### [Task]
Among the entries, find the lines with the string "true" and report them.

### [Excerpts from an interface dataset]
──────────────────────────────

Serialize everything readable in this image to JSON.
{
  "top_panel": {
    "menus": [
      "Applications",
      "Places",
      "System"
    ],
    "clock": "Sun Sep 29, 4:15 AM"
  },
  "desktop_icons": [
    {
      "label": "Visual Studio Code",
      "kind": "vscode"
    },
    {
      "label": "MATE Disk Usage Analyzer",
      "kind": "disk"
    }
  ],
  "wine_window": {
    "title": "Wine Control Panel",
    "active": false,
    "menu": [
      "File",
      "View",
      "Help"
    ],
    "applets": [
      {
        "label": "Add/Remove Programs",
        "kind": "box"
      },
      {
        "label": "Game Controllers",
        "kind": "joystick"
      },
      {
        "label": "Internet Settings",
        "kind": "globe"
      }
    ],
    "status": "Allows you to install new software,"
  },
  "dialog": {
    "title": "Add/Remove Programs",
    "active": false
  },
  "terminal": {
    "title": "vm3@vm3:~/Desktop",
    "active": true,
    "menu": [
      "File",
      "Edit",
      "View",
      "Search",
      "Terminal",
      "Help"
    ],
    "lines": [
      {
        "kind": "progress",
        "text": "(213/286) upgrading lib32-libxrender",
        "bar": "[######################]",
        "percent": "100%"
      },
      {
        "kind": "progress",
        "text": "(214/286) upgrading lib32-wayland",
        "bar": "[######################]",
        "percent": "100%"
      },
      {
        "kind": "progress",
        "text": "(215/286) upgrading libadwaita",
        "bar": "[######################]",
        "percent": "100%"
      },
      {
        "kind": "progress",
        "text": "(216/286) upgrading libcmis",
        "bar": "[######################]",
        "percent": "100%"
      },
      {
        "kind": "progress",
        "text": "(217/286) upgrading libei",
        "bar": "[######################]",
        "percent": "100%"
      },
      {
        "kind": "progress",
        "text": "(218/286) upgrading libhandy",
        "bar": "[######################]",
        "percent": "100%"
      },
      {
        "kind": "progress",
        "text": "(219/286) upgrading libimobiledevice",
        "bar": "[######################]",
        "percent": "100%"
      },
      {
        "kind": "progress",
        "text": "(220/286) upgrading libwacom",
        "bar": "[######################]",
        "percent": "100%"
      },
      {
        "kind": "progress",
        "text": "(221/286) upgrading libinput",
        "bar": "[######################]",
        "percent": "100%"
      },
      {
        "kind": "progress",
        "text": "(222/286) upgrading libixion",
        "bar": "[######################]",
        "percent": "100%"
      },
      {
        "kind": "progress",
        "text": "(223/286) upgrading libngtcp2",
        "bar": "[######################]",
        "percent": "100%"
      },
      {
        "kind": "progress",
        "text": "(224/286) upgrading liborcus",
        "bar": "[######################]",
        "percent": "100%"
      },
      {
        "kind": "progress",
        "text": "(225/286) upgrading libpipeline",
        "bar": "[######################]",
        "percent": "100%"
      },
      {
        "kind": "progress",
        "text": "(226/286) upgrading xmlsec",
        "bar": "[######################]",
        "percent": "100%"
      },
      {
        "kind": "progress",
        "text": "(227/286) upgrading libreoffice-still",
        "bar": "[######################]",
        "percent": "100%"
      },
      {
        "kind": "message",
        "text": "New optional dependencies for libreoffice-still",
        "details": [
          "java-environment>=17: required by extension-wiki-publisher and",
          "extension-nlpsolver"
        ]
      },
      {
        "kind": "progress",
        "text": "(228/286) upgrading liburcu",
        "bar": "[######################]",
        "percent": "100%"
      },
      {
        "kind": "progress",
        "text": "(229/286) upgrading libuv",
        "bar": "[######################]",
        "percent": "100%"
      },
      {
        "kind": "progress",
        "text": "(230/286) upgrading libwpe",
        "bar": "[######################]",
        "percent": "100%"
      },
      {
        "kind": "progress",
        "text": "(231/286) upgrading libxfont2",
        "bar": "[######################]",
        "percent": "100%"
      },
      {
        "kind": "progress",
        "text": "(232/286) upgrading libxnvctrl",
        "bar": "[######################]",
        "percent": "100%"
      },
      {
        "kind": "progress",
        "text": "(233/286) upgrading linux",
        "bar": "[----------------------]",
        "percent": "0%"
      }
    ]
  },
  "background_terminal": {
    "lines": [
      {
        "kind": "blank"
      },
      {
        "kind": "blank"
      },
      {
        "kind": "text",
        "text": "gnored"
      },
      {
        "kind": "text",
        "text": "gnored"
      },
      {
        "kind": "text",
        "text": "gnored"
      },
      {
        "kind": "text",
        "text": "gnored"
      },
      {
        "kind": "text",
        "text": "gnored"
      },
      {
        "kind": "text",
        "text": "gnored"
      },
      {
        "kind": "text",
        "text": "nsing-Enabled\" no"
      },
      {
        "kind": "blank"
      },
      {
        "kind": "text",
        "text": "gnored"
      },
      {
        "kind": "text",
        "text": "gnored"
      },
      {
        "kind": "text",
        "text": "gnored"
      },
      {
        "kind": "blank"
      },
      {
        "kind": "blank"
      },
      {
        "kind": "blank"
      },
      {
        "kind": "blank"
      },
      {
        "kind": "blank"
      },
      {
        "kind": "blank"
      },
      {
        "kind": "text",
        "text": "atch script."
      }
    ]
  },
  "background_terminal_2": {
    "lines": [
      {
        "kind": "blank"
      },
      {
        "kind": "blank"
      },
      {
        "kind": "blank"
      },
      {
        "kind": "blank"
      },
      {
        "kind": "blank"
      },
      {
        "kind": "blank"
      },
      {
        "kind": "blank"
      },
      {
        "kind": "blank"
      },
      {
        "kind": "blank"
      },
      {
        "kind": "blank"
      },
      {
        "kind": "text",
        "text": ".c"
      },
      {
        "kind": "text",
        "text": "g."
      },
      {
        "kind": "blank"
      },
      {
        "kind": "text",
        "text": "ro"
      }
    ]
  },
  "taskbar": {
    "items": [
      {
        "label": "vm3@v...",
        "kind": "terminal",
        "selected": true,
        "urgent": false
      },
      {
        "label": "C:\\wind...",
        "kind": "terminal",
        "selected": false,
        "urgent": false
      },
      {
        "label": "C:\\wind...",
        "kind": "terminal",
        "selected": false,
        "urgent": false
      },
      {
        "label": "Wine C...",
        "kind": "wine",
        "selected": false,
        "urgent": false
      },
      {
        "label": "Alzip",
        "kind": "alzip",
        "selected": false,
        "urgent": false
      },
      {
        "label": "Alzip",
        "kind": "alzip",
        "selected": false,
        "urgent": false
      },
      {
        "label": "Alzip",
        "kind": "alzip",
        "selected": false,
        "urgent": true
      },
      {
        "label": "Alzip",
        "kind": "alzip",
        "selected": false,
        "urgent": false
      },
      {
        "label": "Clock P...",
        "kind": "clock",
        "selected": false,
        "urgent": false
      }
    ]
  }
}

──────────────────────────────

### [Finished exercise]
    "active": true,
        "selected": true,
        "urgent": true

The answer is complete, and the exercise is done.